Your task is to return all the entries below exactly, with every picture omitted.

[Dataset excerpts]
Segment Open

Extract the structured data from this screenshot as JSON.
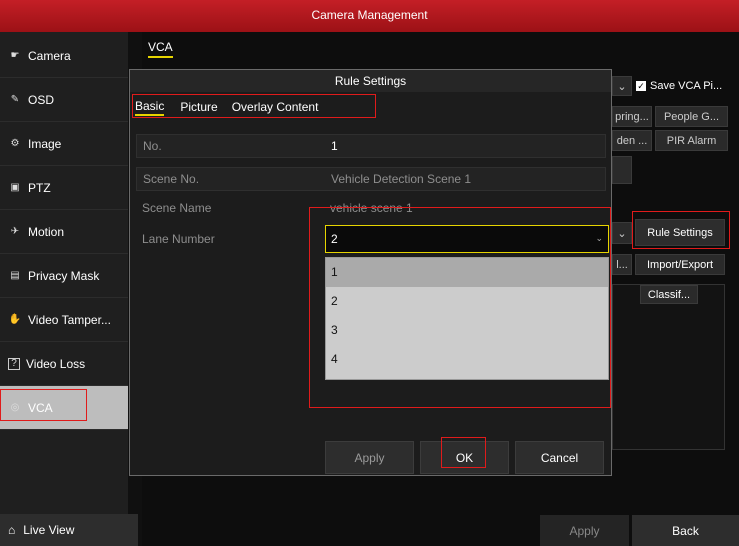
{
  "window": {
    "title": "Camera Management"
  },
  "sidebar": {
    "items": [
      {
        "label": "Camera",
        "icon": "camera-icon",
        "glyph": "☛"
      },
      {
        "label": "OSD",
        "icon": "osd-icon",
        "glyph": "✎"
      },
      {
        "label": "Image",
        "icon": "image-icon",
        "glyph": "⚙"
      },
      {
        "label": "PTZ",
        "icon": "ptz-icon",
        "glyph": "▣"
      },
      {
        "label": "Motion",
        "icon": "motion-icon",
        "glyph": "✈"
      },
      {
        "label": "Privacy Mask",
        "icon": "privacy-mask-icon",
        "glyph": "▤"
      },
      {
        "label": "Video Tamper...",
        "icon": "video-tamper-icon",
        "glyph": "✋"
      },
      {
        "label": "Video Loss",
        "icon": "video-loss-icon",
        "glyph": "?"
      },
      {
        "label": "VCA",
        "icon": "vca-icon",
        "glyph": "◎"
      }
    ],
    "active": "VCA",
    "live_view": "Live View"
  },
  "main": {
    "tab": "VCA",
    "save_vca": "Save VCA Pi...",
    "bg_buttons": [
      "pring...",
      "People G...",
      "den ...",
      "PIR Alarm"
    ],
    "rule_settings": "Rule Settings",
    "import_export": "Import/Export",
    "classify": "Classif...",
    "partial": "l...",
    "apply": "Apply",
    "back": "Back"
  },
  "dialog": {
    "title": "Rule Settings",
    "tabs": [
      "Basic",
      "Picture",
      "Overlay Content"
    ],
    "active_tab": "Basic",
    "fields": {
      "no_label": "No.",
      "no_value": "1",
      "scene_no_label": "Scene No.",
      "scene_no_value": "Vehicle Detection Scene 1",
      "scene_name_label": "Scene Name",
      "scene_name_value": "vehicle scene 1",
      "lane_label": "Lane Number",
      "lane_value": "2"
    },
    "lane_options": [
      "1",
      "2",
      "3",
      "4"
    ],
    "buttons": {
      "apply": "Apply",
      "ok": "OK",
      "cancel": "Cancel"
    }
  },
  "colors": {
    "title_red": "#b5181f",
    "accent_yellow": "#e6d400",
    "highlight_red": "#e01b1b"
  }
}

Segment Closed

[Result of this task]
Extract the structured data from this screenshot as JSON.
{
  "window": {
    "title": "Camera Management"
  },
  "sidebar": {
    "items": [
      {
        "label": "Camera",
        "icon": "camera-icon",
        "glyph": "☛"
      },
      {
        "label": "OSD",
        "icon": "osd-icon",
        "glyph": "✎"
      },
      {
        "label": "Image",
        "icon": "image-icon",
        "glyph": "⚙"
      },
      {
        "label": "PTZ",
        "icon": "ptz-icon",
        "glyph": "▣"
      },
      {
        "label": "Motion",
        "icon": "motion-icon",
        "glyph": "✈"
      },
      {
        "label": "Privacy Mask",
        "icon": "privacy-mask-icon",
        "glyph": "▤"
      },
      {
        "label": "Video Tamper...",
        "icon": "video-tamper-icon",
        "glyph": "✋"
      },
      {
        "label": "Video Loss",
        "icon": "video-loss-icon",
        "glyph": "?"
      },
      {
        "label": "VCA",
        "icon": "vca-icon",
        "glyph": "◎"
      }
    ],
    "active": "VCA",
    "live_view": "Live View"
  },
  "main": {
    "tab": "VCA",
    "save_vca": "Save VCA Pi...",
    "bg_buttons": [
      "pring...",
      "People G...",
      "den ...",
      "PIR Alarm"
    ],
    "rule_settings": "Rule Settings",
    "import_export": "Import/Export",
    "classify": "Classif...",
    "partial": "l...",
    "apply": "Apply",
    "back": "Back"
  },
  "dialog": {
    "title": "Rule Settings",
    "tabs": [
      "Basic",
      "Picture",
      "Overlay Content"
    ],
    "active_tab": "Basic",
    "fields": {
      "no_label": "No.",
      "no_value": "1",
      "scene_no_label": "Scene No.",
      "scene_no_value": "Vehicle Detection Scene 1",
      "scene_name_label": "Scene Name",
      "scene_name_value": "vehicle scene 1",
      "lane_label": "Lane Number",
      "lane_value": "2"
    },
    "lane_options": [
      "1",
      "2",
      "3",
      "4"
    ],
    "buttons": {
      "apply": "Apply",
      "ok": "OK",
      "cancel": "Cancel"
    }
  },
  "colors": {
    "title_red": "#b5181f",
    "accent_yellow": "#e6d400",
    "highlight_red": "#e01b1b"
  }
}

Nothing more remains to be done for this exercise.